He added: “The number one way to do that is property and development, that type of FDI, but right now we seem to have fallen asleep at the wheel and nothing good is going to come out the other end.”
Trinidad and Tobago
Trinidad and Tobago is in a depression says economist Dr Roger Hosein. The Trinidad Express quoted Dr. Hosein as saying that 2016-2020 were contraction years in the economy, which foreshadows that by the end of 2020, the country’s Gross Domestic Product (GDP) will be 15 per cent smaller than it was in 2015. His comments come as the restaurant industry has noted that in-house dining has slowed down significantly, and will not be able to survive another lockdown.
Governor of the Central Bank Cleviston Haynes has hinted that he would be meeting with commercial banks to see if a special interest rate could be applied to bank customers in Barbados hoping to get away from paying accumulated interest on their loans during the pandemic.
“It is something that we will discuss with the banking system. But I think there has to be a sort of understanding of how the system works as we go forward. I don’t think we will get a situation where we automatically say there will be no additional interest as a result of the moratoria,” said Haynes.
A US$35 million Enterprise Support Project was officially launched this week, funded by the Sint Maarten Recovery, Reconstruction, and Resilience Trust Fund, financed by the Government of the Netherlands, managed by the World Bank, and implemented by the National Recovery Program Bureau (NRPB) on behalf of the Government of Sint Maarten.
The project aims to support micro, small and medium enterprises (MSMEs) through direct financial assistance to contribute to the restoration of economic activity in Sint Maarten. “Micro, small, and medium enterprises are key for the island’s economic recovery and for job creation.

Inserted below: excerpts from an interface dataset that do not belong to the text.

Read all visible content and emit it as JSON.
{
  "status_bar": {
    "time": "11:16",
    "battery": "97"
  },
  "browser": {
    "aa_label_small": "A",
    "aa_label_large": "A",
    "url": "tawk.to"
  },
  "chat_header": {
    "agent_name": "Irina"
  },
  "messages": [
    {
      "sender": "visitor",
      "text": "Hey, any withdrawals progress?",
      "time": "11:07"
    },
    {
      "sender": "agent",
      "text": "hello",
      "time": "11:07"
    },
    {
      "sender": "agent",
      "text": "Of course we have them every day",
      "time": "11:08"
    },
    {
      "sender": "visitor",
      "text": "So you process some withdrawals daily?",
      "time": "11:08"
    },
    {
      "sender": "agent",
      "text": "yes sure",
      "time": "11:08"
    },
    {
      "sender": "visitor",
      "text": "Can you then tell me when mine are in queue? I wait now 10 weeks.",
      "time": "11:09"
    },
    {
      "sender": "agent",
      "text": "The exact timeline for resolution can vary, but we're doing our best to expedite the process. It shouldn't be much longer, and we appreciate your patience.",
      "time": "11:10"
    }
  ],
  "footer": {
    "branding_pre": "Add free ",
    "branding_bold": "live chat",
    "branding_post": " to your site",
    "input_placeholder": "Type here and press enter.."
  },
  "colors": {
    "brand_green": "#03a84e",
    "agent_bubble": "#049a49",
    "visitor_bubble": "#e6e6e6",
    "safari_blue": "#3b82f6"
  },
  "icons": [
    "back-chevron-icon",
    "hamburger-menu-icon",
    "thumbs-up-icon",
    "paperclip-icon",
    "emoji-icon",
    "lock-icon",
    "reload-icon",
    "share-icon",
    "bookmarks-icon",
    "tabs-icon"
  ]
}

This project can benefit Sint Maarten’s economy by supporting viable local enterprises, so that they can continue operations, and better prepare for the future,” said Michelle Keane, World Bank Program Manager for the Sint Maarten Trust Fund.
St. Kitts & Nevis

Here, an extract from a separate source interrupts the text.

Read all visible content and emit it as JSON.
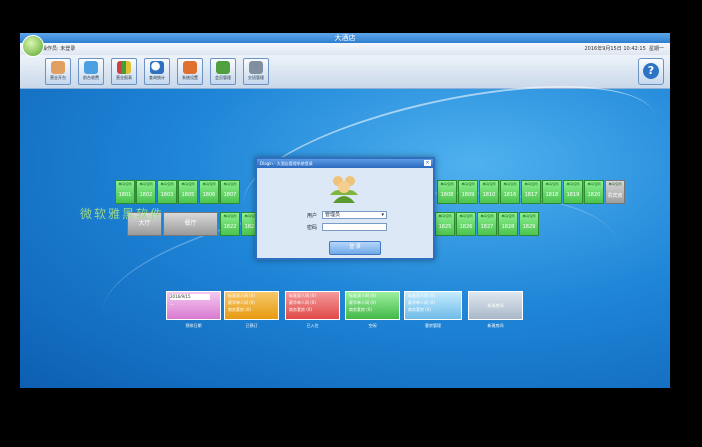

St. Kitts & NevisPrime Minister Dr. Timothy Harris says the local economy has been “buffeted and battered” by the coronavirus (COVID-19) and warned nationals that “these are difficult times” for the twin-island Federation.
But he told a news conference that his newly re-elected government is doing everything possible to weather the storm.

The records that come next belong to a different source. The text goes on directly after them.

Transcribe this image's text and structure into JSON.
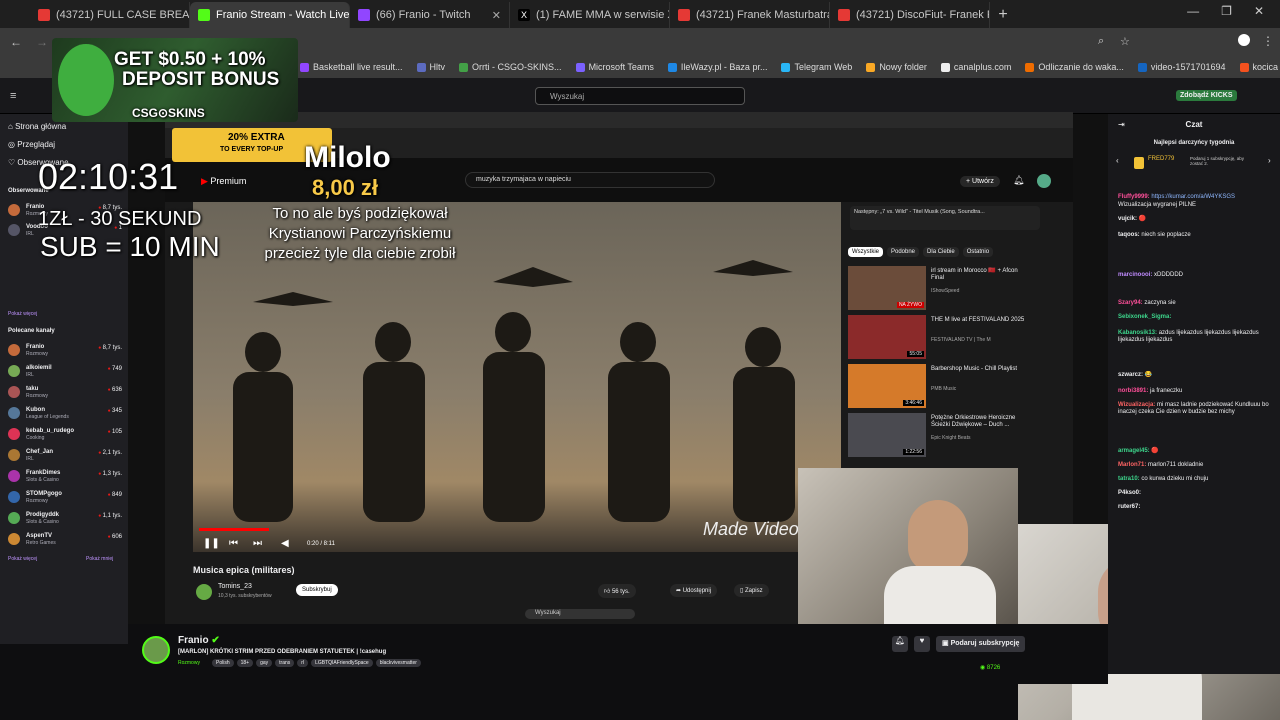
{
  "browser": {
    "tabs": [
      {
        "label": "(43721) FULL CASE BREAK UCC",
        "color": "#e53935"
      },
      {
        "label": "Franio Stream - Watch Live",
        "color": "#53fc18"
      },
      {
        "label": "(66) Franio - Twitch",
        "color": "#9146ff"
      },
      {
        "label": "(1) FAME MMA w serwisie X: „B",
        "color": "#000000"
      },
      {
        "label": "(43721) Franek Masturbatra - D",
        "color": "#e53935"
      },
      {
        "label": "(43721) DiscoFiut- Franek Praw",
        "color": "#e53935"
      }
    ],
    "new_tab": "+",
    "bookmarks": [
      "Basketball live result...",
      "Hltv",
      "Orrti - CSGO-SKINS...",
      "Microsoft Teams",
      "IleWazy.pl - Baza pr...",
      "Telegram Web",
      "Nowy folder",
      "canalplus.com",
      "Odliczanie do waka...",
      "video-1571701694",
      "kocica"
    ],
    "bookmark_colors": [
      "#9146ff",
      "#5c6bc0",
      "#43a047",
      "#7b61ff",
      "#1e88e5",
      "#29b6f6",
      "#f9a825",
      "#eeeeee",
      "#ef6c00",
      "#1565c0",
      "#f4511e"
    ]
  },
  "twitch": {
    "search_placeholder": "Wyszukaj",
    "kicks": "Zdobądź KICKS",
    "nav": [
      "Strona główna",
      "Przeglądaj",
      "Obserwowane"
    ],
    "followed_header": "Obserwowane",
    "show_more": "Pokaż więcej",
    "show_less": "Pokaż mniej",
    "followed": [
      {
        "name": "Franio",
        "game": "Rozmowy",
        "viewers": "8,7 tys."
      },
      {
        "name": "Voodoo",
        "game": "IRL",
        "viewers": "1"
      }
    ],
    "recommended_header": "Polecane kanały",
    "recommended": [
      {
        "name": "Franio",
        "game": "Rozmowy",
        "viewers": "8,7 tys."
      },
      {
        "name": "alkoiemil",
        "game": "IRL",
        "viewers": "749"
      },
      {
        "name": "taku",
        "game": "Rozmowy",
        "viewers": "636"
      },
      {
        "name": "Kubon",
        "game": "League of Legends",
        "viewers": "345"
      },
      {
        "name": "kebab_u_rudego",
        "game": "Cooking",
        "viewers": "105"
      },
      {
        "name": "Chef_Jan",
        "game": "IRL",
        "viewers": "2,1 tys."
      },
      {
        "name": "FrankDimes",
        "game": "Slots & Casino",
        "viewers": "1,3 tys."
      },
      {
        "name": "STOMPgogo",
        "game": "Rozmowy",
        "viewers": "849"
      },
      {
        "name": "Prodigyddk",
        "game": "Slots & Casino",
        "viewers": "1,1 tys."
      },
      {
        "name": "AspenTV",
        "game": "Retro Games",
        "viewers": "606"
      }
    ]
  },
  "overlay": {
    "ad_line1": "GET $0.50 + 10%",
    "ad_line2": "DEPOSIT BONUS",
    "ad_brand": "CSG⊙SKINS",
    "timer": "02:10:31",
    "rate1": "1ZŁ - 30 SEKUND",
    "rate2": "SUB = 10 MIN",
    "promo": "20% EXTRA",
    "promo2": "TO EVERY TOP-UP",
    "donor": "Milolo",
    "amount": "8,00 zł",
    "donation_msg": "To no ale byś podziękował Krystianowi Parczyńskiemu przecież tyle dla ciebie zrobił"
  },
  "youtube": {
    "logo": "Premium",
    "search": "muzyka trzymajaca w napieciu",
    "create": "Utwórz",
    "title": "Musica epica (militares)",
    "channel": "Tomins_23",
    "subs": "10,3 tys. subskrybentów",
    "subscribe": "Subskrybuj",
    "time": "0:20 / 8:11",
    "likes": "56 tys.",
    "share": "Udostępnij",
    "save": "Zapisz",
    "watermark": "Made Video Sh",
    "next": "Następny: „7 vs. Wild” - Titel Musik (Song, Soundtra...",
    "chips": [
      "Wszystkie",
      "Podobne",
      "Dla Ciebie",
      "Ostatnio"
    ],
    "related": [
      {
        "title": "irl stream in Morocco 🇲🇦 + Afcon Final",
        "meta": "IShowSpeed",
        "badge": "NA ŻYWO"
      },
      {
        "title": "THE M live at FESTIVALAND 2025",
        "meta": "FESTIVALAND TV | The M",
        "badge": "55:05"
      },
      {
        "title": "Barbershop Music - Chill Playlist",
        "meta": "PMB Music",
        "badge": "3:46:46"
      },
      {
        "title": "Potężne Orkiestrowe Heroiczne Ścieżki Dźwiękowe – Duch ...",
        "meta": "Epic Knight Beats",
        "badge": "1:22:56"
      }
    ],
    "taskbar_search": "Wyszukaj"
  },
  "stream": {
    "streamer": "Franio",
    "title": "[MARLON] KRÓTKI STRIM PRZED ODEBRANIEM STATUETEK | !casehug",
    "category": "Rozmowy",
    "tags": [
      "Polish",
      "18+",
      "gay",
      "trans",
      "rl",
      "LGBTQIAFriendlySpace",
      "blackvivesmatter"
    ],
    "sub_button": "Podaruj subskrypcję",
    "viewers": "8726"
  },
  "chat": {
    "header": "Czat",
    "gift_title": "Najlepsi darczyńcy tygodnia",
    "gifter": "FRED779",
    "gifter_note": "Podaruj 1 subskrypcję, aby zostać 2.",
    "messages": [
      {
        "user": "Fluffy9999:",
        "text": "https://kumar.com/a/W4YKSGS",
        "color": "#ff4f9a"
      },
      {
        "user": "",
        "text": "Wizualizacja wygranej PILNE",
        "color": "#ffffff"
      },
      {
        "user": "vujcik:",
        "text": "🔴",
        "color": "#ffffff"
      },
      {
        "user": "taqoos:",
        "text": "niech sie poplacze",
        "color": "#ffffff"
      },
      {
        "user": "marcinoooi:",
        "text": "xDDDDDD",
        "color": "#c08bff"
      },
      {
        "user": "Szary94:",
        "text": "zaczyna sie",
        "color": "#ff4f9a"
      },
      {
        "user": "Sebixonek_Sigma:",
        "text": "",
        "color": "#3dd68c"
      },
      {
        "user": "Kabanosik13:",
        "text": "azdus lijekazdus lijekazdus lijekazdus lijekazdus lijekazdus",
        "color": "#3dd68c"
      },
      {
        "user": "szwarcz:",
        "text": "😂",
        "color": "#ffffff"
      },
      {
        "user": "norbi3891:",
        "text": "ja franeczku",
        "color": "#ff4f9a"
      },
      {
        "user": "Wizualizacja:",
        "text": "mi masz ladnie podziekować Kundluuu bo inaczej czeka Cie dzien w budzie bez michy",
        "color": "#ff6464"
      },
      {
        "user": "armagel45:",
        "text": "🔴",
        "color": "#3dd68c"
      },
      {
        "user": "Marlon71:",
        "text": "marlon711 dokladnie",
        "color": "#ff6464"
      },
      {
        "user": "tatra10:",
        "text": "co kurwa dzieku mi chuju",
        "color": "#3dd68c"
      },
      {
        "user": "P4kso0:",
        "text": "",
        "color": "#ffffff"
      },
      {
        "user": "ruter67:",
        "text": "",
        "color": "#ffffff"
      }
    ]
  }
}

“We continue to listen, review and help our beloved citizens and residents where and when we can. All we have done with respect to our stimulus package in excess of EC$120 million (One EC dollar=US$0.37 cents) we have done without borrowing one cent,” he added. “We are alone in this fiscal space, and we thank God for His blessings. Our savings however are limited, and the Federal government has reprioritized its expenditures for 2020 to allow us to respond to COVID-19 and the huge threat it poses for the displaced, unemployed, poor and needy in our country.”
USVI Governor Albert Bryan Jr has announced the Matching Fund Securitisation Act which he hopes will create a significant revenue stream for the US Virgin Islands and reduce overall interest rates on the Territory’s current debt.
If the legislation is passed by the Legislature, it will allow the USVI to re-enter the international bond market for the first time in 11 years. He explained that measures included in the Act can potentially create a revenue stream of US$85 million for each of the next three years.